Joseph Moore's Journal

Page out of 55

Our landlord's boat set out for the river
Rushe, with grain, to the mill. I took passage
therein with William Savery

. Matthew Dolson
met us at the mill, and Williamreturned with him
in the evening; I stayed all night at Jacob Troxler's,
a Dutchman, who served his time in Jersey. The
people were as kind as it was in their power.


The boat with the cargo being ready, we
rowed most of the way home, being about ten
miles. This river is called Rushe, which signifies
red, and the water appears stained with something
which causes it to appear with remarkable red-


John Heckewelder

returned from Latrench
river; with him came a number of the Moravian
, who adhere to the religion of that family
of the brethren. We understand they suffered
much in the time of the late war, and since, — hav-
ing had a number of their friends killed by the
white people, with the loss of most of their sub-
stance, of which they had plenty while in their
peaceable habitations at Muskingum. They were
now in the sixth place of their retreat, in the Bri-
tish government
, and on good land. Our commis-
eration was excited by the above account, and we
granted some relief to the amount of one hundred
dollars, which they received thankfully.


The Indians are every day here, on their
way to the treaty. Twenty-eight are just arrived
from Michillimackinac

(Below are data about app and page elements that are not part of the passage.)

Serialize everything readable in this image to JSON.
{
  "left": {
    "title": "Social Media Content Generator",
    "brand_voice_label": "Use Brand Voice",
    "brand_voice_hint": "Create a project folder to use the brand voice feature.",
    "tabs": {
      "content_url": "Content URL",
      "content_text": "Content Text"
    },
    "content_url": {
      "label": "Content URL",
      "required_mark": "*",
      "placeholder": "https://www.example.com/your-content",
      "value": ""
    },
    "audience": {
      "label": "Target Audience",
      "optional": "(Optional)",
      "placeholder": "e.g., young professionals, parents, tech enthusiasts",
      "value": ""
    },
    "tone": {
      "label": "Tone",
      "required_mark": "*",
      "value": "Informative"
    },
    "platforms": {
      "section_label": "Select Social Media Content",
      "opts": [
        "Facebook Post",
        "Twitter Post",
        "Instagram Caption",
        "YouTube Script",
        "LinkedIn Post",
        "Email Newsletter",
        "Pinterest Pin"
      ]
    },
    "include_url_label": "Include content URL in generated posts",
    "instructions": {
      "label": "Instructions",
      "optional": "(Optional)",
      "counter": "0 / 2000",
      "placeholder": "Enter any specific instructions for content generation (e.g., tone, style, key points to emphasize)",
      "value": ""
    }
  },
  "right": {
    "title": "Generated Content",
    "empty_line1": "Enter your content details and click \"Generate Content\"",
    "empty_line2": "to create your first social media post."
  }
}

, some of whom I saw this
morning; they were well dressed, curiously painted,
and decorated with wampum, and ear and nose bobs;
all young, and the handsomest I think I have as
yet seen. They appeared good humoured and plea-